HOW TO COMPLETE THIS TASK:
Scan the records and identify every line in which the string "true" occurs, then return those lines.

RECORDS SUPPLIED:
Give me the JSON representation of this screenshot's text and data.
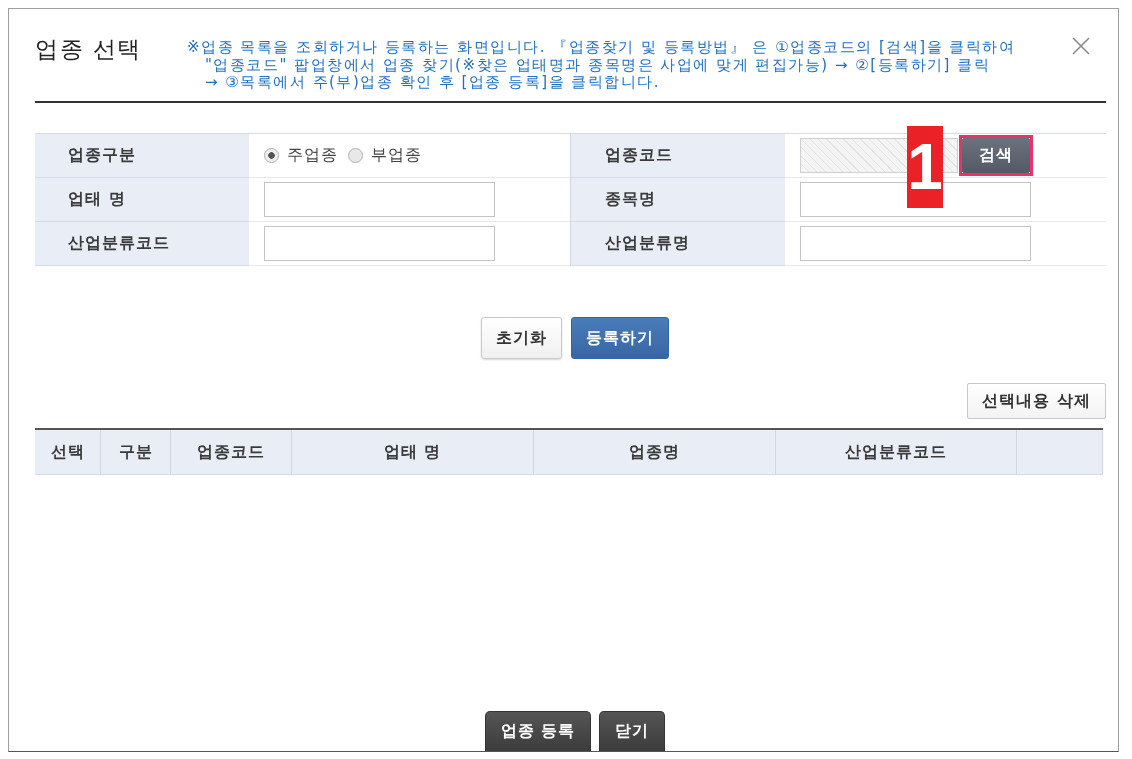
{
  "dialog": {
    "title": "업종 선택",
    "description_lines": [
      "※업종 목록을 조회하거나 등록하는 화면입니다. 『업종찾기 및 등록방법』 은 ①업종코드의 [검색]을 클릭하여",
      "\"업종코드\" 팝업창에서 업종 찾기(※찾은 업태명과 종목명은 사업에 맞게 편집가능) → ②[등록하기] 클릭",
      "→ ③목록에서 주(부)업종 확인 후 [업종 등록]을 클릭합니다."
    ]
  },
  "form": {
    "fields": [
      {
        "kind": "radio",
        "label": "업종구분",
        "options": [
          {
            "label": "주업종",
            "selected": true
          },
          {
            "label": "부업종",
            "selected": false
          }
        ]
      },
      {
        "kind": "lookup",
        "label": "업종코드",
        "disabled": true,
        "button": "검색",
        "highlighted": true,
        "callout": "1"
      },
      {
        "kind": "text",
        "label": "업태 명"
      },
      {
        "kind": "text",
        "label": "종목명"
      },
      {
        "kind": "text",
        "label": "산업분류코드"
      },
      {
        "kind": "text",
        "label": "산업분류명"
      }
    ]
  },
  "actions": [
    {
      "label": "초기화",
      "kind": "default"
    },
    {
      "label": "등록하기",
      "kind": "primary"
    }
  ],
  "delete_button": "선택내용 삭제",
  "table": {
    "columns": [
      "선택",
      "구분",
      "업종코드",
      "업태 명",
      "업종명",
      "산업분류코드"
    ]
  },
  "footer_buttons": [
    "업종 등록",
    "닫기"
  ]
}
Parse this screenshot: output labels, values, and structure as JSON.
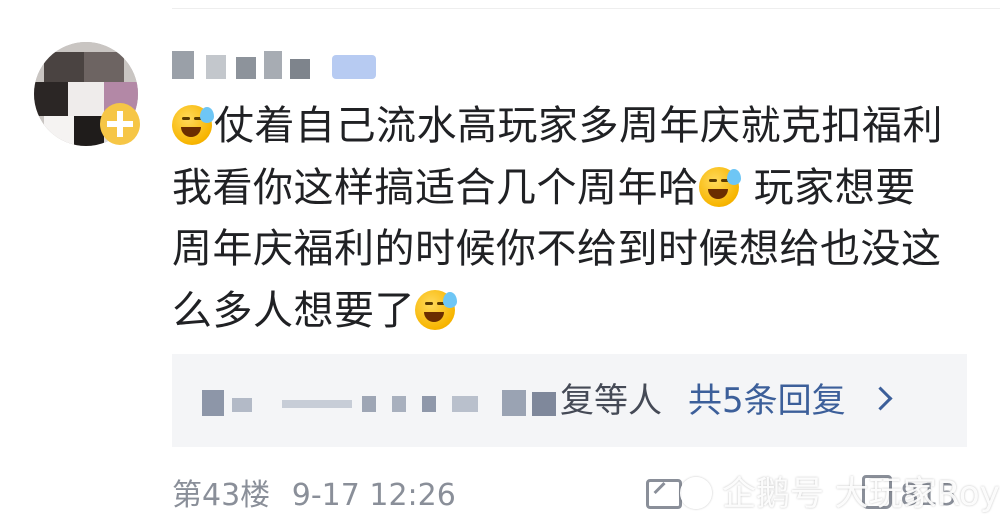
{
  "comment": {
    "lines": [
      "仗着自己流水高玩家多周年庆就克扣福利",
      "我看你这样搞适合几个周年哈",
      " 玩家想要",
      "周年庆福利的时候你不给到时候想给也没这",
      "么多人想要了"
    ],
    "emoji": "laughing-crying-sweat-emoji"
  },
  "replies": {
    "names_suffix": "复等人",
    "count_label": "共5条回复"
  },
  "meta": {
    "floor": "第43楼",
    "time": "9-17 12:26"
  },
  "likes": "815",
  "watermark": "企鹅号 大玩家Roy",
  "colors": {
    "text": "#202124",
    "link": "#3c5f9a",
    "meta": "#8a8f99",
    "reply_bg": "#f4f5f7"
  }
}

TASK RESULT:
            "selected": true
        "disabled": true,
        "highlighted": true,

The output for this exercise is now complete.